Their information is worthwhile considering very seriously. There are about 3 million people affected by the earthquake: 2 million without homes from the city of Port-au-Prince and another 1 million who come from around the city. Now, try to imagine 2 to 3 million people living in tents in the open spaces and grounds in the city. This is a city without a cathedral or church (7 churches collapsed), a Christian community without a pastor and without a functioning governmental social services system. There are no stores or malls; no food, no water, no electricity, no means of communications. All supplies are coming from the outside world, but with a defective distribution system. Picture in your mind bodies left dead and dying in the streets or elsewhere, not because of the earthquake anymore but because of hunger! And to top it all: the coming month of May is a season of heavy rain and floods, and the months of June and July a time of strong hurricanes and storms! What will happen to these millions who are now living in tents? Is nature part of the consideration in the rescue and relief operations? And to think, Port-au-Prince continues to lie on the seismic belt of the island.
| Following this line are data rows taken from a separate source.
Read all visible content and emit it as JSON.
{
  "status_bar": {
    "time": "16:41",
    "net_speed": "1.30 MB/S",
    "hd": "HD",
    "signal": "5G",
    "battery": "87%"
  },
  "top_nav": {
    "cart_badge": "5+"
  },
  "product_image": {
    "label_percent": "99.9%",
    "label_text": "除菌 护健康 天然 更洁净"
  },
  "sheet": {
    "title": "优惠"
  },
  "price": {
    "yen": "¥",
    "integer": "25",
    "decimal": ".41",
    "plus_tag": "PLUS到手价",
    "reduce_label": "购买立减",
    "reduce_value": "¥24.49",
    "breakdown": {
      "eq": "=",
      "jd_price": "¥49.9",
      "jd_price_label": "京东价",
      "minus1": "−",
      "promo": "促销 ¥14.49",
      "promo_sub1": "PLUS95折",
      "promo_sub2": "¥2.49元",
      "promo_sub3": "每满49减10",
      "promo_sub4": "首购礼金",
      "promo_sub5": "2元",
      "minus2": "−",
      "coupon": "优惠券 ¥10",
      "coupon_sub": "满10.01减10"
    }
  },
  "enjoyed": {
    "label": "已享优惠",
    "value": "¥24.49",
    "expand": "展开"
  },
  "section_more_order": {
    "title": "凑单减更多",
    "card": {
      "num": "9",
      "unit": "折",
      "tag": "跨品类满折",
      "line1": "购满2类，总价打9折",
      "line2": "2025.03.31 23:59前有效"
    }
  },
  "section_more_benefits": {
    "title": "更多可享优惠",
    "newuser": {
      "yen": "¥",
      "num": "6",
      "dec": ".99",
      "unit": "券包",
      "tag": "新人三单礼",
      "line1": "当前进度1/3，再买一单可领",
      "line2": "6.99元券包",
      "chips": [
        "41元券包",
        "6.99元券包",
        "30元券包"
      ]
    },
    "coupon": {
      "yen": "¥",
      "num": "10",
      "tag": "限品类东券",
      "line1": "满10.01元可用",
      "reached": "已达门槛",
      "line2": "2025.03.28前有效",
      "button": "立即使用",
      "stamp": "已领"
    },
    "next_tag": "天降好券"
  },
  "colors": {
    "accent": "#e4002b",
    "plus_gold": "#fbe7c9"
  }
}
Today, February 2, my sister and I will proceed on a 6-hour bus trip to Port-au-Prince across the mountains and the long deep fault. I carry with me the spirit of solidarity of our parishioners and of our Diocese, with the leadership and support of our Bishops. That is why I say: People of Haiti, here we come!